AIM OF THE EXERCISE
Find all lines in the records that include the word "Woonsen", and copy them out.

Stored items
=== Section Start ===
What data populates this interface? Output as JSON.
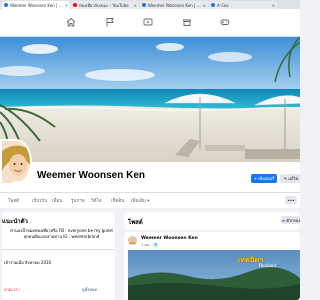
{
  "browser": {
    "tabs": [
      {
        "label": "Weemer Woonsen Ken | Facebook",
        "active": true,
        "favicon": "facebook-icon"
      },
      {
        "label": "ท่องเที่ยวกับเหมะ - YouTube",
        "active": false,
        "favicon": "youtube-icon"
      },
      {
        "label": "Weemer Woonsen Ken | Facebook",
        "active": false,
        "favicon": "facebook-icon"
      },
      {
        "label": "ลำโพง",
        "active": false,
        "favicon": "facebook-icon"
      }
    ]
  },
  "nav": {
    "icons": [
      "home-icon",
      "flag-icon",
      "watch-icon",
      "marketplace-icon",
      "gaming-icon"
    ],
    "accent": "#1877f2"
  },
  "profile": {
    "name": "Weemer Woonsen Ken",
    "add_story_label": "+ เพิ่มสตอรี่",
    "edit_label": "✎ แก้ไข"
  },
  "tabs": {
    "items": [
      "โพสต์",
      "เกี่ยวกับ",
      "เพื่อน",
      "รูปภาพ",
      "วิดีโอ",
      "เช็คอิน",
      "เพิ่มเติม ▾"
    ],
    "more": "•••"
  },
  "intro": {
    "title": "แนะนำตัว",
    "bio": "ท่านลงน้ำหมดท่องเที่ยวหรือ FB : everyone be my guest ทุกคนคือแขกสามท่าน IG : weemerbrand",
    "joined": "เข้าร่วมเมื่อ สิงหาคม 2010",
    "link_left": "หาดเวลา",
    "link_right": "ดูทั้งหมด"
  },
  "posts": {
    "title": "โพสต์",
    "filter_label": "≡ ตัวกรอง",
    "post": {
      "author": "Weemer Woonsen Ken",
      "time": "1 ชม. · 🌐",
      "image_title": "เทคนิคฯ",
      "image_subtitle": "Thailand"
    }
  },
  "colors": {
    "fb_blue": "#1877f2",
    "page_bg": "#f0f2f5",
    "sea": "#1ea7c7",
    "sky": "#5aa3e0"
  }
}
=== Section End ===
EXERCISE RESPONSE
        "label": "Weemer Woonsen Ken | Facebook",
        "label": "Weemer Woonsen Ken | Facebook",
    "name": "Weemer Woonsen Ken",
      "author": "Weemer Woonsen Ken",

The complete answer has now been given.